The airline is currently working with the concerned authorities to determine the reason behind the error, local media said. 

 


UAE rolls out Sinopharm COVID-19 vaccine to children aged 3-17

UAE rolls out Sinopharm COVID-19 vaccine to children aged 3-17
Updated 02 August 2021

UAE rolls out Sinopharm COVID-19 vaccine to children aged 3-17

UAE rolls out Sinopharm COVID-19 vaccine to children aged 3-17
  • The Gulf state, which has among the world’s highest immunization rates, was already providing the Pfizer-BioNTech vaccine for children aged 12-15

DUBAI: The United Arab Emirates will start providing China’s Sinopharm COVID-19 vaccine to children aged 3-17, the UAE government said on Twitter on Monday.
It cited the health ministry as saying the decision comes after clinical trials and extensive evaluations, without providing any details. Authorities said in June the trial would monitor the immune response of 900 children.
The Gulf state, which has among the world’s highest immunization rates, was already providing the Pfizer-BioNTech vaccine for children aged 12-15.
The health ministry said on Sunday that 78.95 percent of the UAE population of roughly 9 million had received one vaccine dose while 70.57 percent had been fully vaccinated.
The UAE, the region’s tourism and trade hub, registered 1,519 new coronavirus infections on Sunday to take its total to 682,377 cases and 1,951 deaths. It does not provide a breakdown for each of its seven emirates.
It led Phase III clinical trials of the vaccine produced by China’s state-owned drugmaker Sinopharm and has started manufacturing it under a joint venture between Sinopharm and Abu Dhabi-based technology company Group 42.


Lebanon implements COVID-19 health pass

Lebanon implements COVID-19 health pass
Updated 7 min 31 sec ago

Lebanon implements COVID-19 health pass

Lebanon implements COVID-19 health pass
  • The new rules go into effect Monday, at the peak of Lebanon’s summer tourist season while daily infections hover near the 1,000 mark

DUBAI: Lebanon will implement entry restrictions starting this week to tourist establishments such as beaches, bars and restaurants in a bid to curb a spike in COVID-19 infections. 

Anyone aged 16 and older must show a COVID-19 vaccination certificate, a recent negative coronavirus test or a document proving a previous infection to gain entry, the health ministry said last week. 

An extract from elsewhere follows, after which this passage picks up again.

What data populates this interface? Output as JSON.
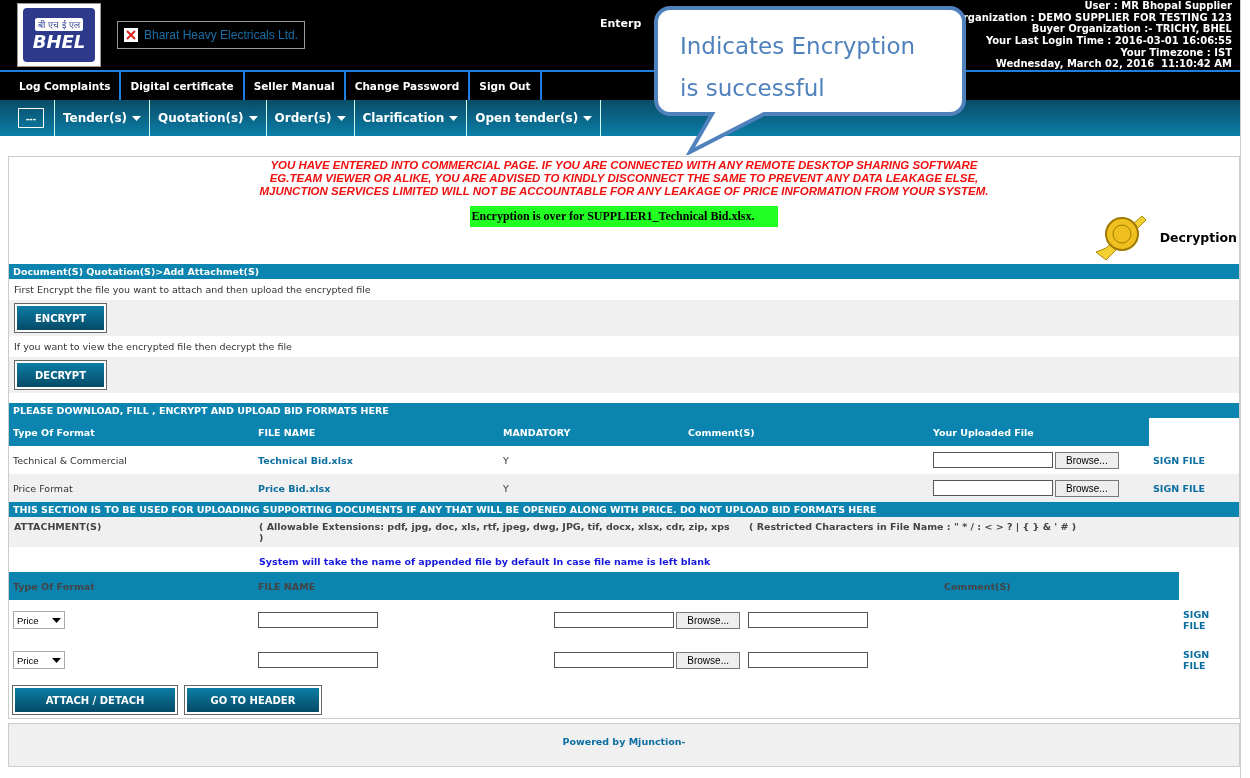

The ministry added that workers at those sites who have not received the vaccine will have to perform a PCR test every 72 hours.

The new rules go into effect Monday, at the peak of Lebanon’s summer tourist season while daily infections hover near the 1,000 mark.